WORK INSTRUCTIONS
Would you copy each line of the data below that has "display"?

══ EXERCISE MATERIAL ══

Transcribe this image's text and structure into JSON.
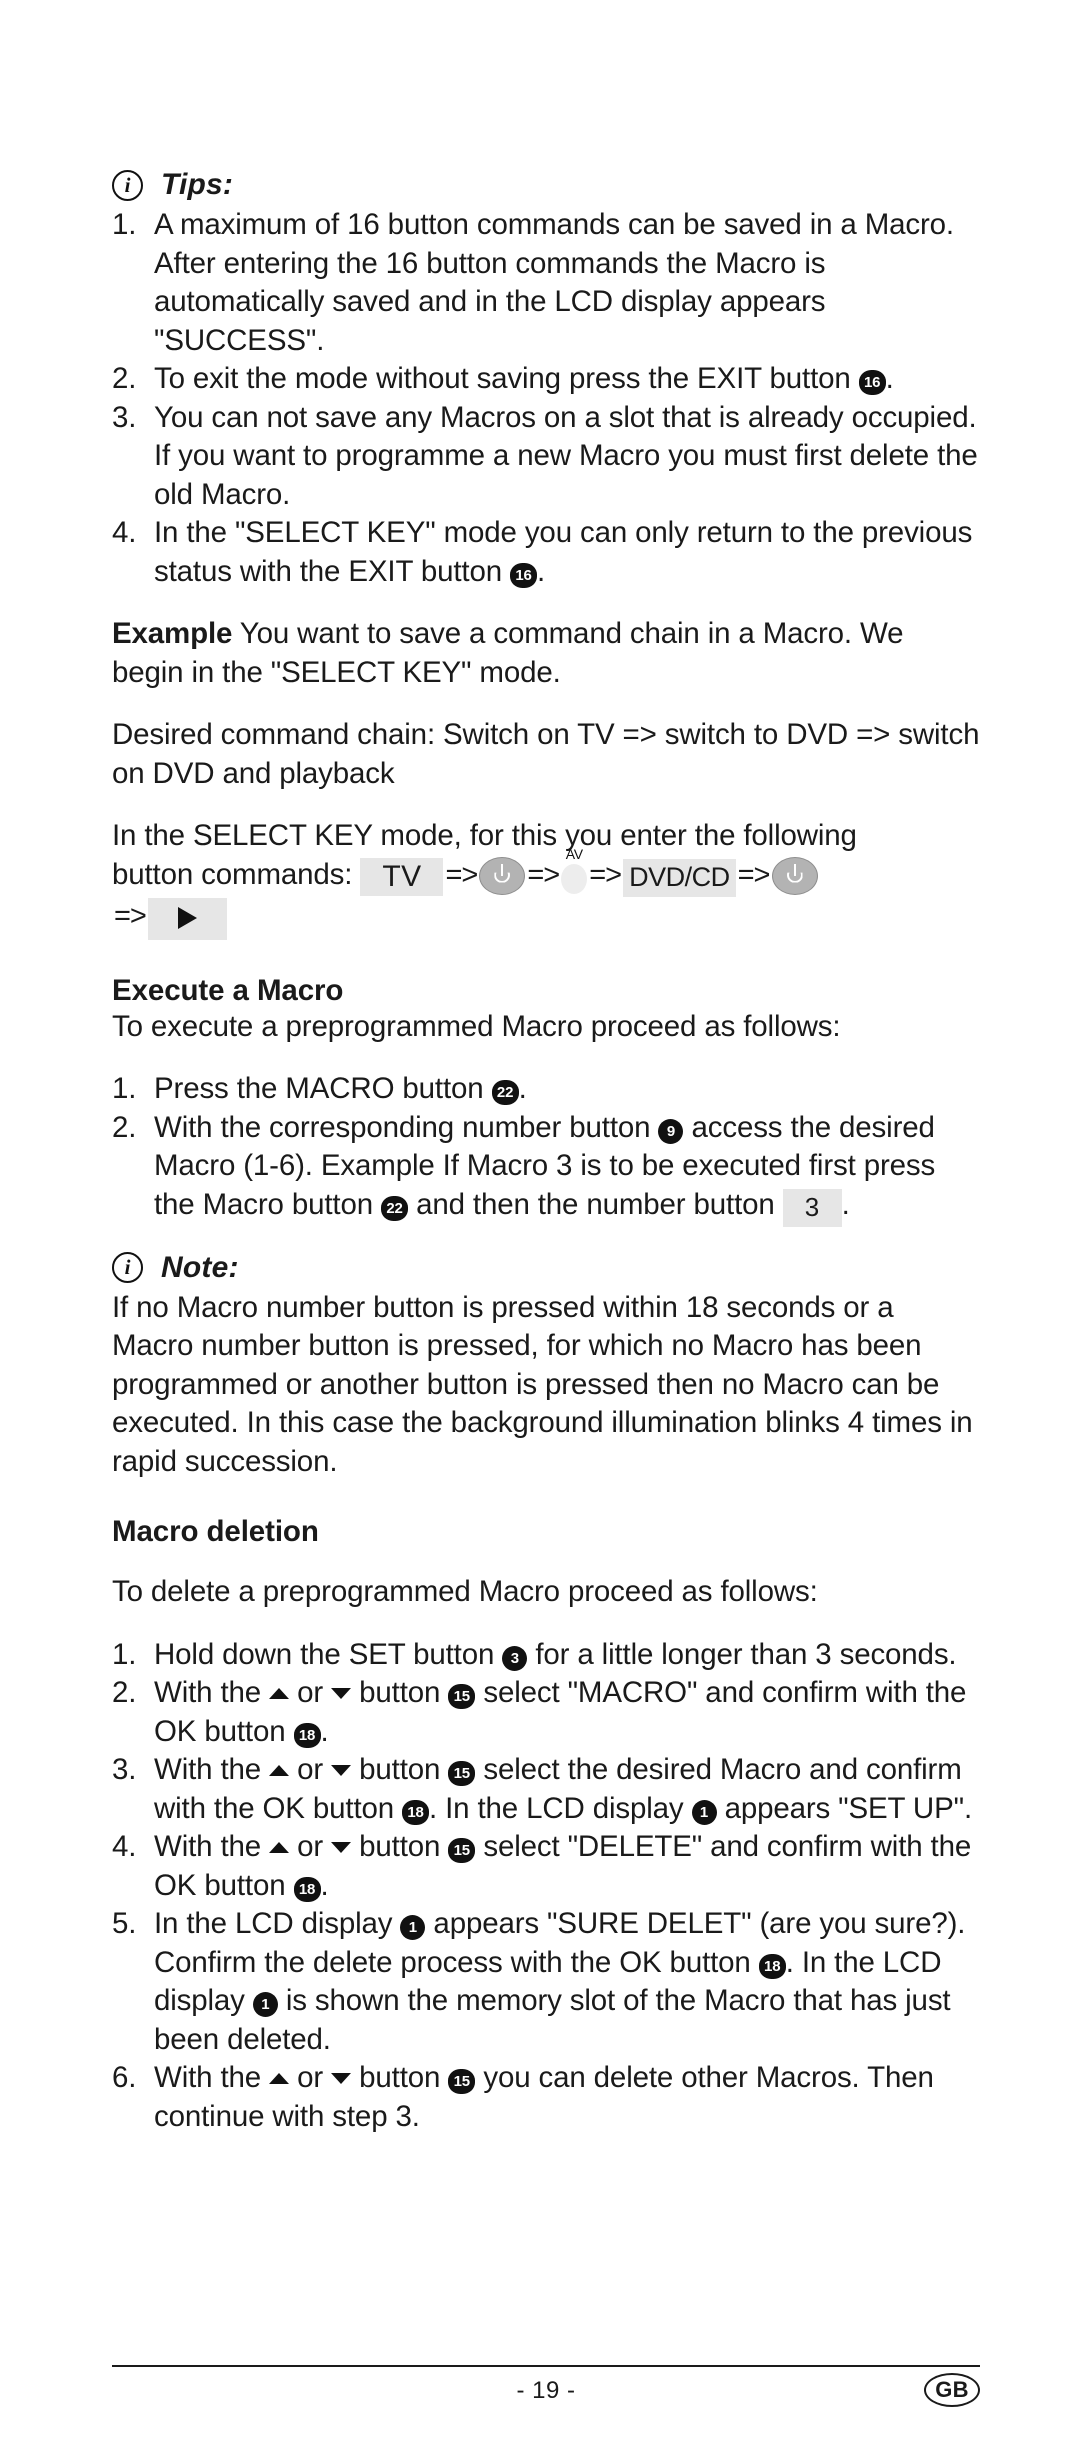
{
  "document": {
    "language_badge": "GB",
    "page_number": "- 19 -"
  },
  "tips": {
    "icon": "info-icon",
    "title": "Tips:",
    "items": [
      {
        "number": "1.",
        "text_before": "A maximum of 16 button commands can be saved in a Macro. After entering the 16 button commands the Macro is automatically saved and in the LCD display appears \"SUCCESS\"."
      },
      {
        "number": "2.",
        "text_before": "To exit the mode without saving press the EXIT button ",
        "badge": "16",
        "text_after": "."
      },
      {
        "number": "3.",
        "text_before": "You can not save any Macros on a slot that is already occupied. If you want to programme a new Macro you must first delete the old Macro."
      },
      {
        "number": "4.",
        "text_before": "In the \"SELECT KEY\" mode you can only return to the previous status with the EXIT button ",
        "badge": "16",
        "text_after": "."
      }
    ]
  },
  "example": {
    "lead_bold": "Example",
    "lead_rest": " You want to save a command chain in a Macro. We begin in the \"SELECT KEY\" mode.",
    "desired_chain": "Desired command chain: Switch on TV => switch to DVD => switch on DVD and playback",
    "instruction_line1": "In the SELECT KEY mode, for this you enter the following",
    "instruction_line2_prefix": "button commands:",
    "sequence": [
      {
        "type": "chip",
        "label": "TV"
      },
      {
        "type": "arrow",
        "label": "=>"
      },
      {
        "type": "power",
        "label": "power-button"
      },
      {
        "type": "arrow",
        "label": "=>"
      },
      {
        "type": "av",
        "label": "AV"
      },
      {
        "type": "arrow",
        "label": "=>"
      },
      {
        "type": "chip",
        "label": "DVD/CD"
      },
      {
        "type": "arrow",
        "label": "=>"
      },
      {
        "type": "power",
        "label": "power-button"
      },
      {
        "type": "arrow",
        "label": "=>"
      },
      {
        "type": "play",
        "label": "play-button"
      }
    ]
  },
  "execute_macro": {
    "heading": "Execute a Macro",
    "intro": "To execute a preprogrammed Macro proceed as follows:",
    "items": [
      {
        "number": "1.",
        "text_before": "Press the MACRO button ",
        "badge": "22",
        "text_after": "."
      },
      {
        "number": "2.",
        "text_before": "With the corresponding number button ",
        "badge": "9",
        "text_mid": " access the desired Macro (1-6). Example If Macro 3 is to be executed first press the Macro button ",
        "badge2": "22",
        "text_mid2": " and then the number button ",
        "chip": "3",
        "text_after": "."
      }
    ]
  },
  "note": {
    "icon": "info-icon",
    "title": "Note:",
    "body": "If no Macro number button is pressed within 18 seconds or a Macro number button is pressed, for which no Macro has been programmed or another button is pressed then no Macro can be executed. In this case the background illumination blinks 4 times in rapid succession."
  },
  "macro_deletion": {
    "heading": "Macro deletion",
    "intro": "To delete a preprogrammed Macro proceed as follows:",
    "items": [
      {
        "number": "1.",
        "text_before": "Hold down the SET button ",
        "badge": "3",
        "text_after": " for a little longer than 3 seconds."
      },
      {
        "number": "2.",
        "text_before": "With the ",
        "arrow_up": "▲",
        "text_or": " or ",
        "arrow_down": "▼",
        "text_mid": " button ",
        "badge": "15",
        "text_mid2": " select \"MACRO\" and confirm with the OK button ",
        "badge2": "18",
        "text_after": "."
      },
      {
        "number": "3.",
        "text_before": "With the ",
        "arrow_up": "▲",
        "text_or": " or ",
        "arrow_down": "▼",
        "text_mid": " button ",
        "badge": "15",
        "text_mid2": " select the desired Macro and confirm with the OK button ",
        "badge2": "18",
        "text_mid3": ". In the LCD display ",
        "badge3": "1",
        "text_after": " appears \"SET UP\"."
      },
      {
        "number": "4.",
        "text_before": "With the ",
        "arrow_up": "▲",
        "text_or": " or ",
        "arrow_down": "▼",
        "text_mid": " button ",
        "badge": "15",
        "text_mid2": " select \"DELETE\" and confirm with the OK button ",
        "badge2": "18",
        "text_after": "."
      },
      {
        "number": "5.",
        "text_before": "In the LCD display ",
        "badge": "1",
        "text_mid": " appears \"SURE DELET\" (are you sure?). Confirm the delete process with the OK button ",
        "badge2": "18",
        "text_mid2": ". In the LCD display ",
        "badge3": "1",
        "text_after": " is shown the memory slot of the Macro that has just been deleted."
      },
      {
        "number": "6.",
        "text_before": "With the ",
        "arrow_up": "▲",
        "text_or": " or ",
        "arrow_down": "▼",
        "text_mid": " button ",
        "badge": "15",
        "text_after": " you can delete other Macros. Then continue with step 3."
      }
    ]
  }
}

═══

TASK RESPONSE
        "text_before": "A maximum of 16 button commands can be saved in a Macro. After entering the 16 button commands the Macro is automatically saved and in the LCD display appears \"SUCCESS\"."
        "text_mid3": ". In the LCD display ",
        "text_before": "In the LCD display ",
        "text_mid2": ". In the LCD display ",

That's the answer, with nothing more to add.